*** Opening Record set ***

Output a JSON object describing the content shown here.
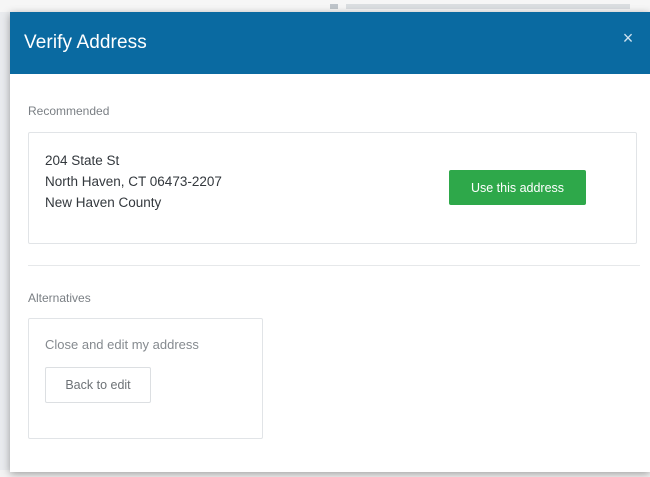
{
  "modal": {
    "title": "Verify Address",
    "close_glyph": "×"
  },
  "recommended": {
    "label": "Recommended",
    "address": {
      "line1": "204 State St",
      "line2": "North Haven, CT 06473-2207",
      "line3": "New Haven County"
    },
    "button_label": "Use this address"
  },
  "alternatives": {
    "label": "Alternatives",
    "text": "Close and edit my address",
    "button_label": "Back to edit"
  },
  "colors": {
    "header_bg": "#0a6aa1",
    "primary_button": "#2ea84a"
  }
}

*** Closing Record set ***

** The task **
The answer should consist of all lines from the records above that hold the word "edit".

** Answer to this problem **
    "text": "Close and edit my address",
    "button_label": "Back to edit"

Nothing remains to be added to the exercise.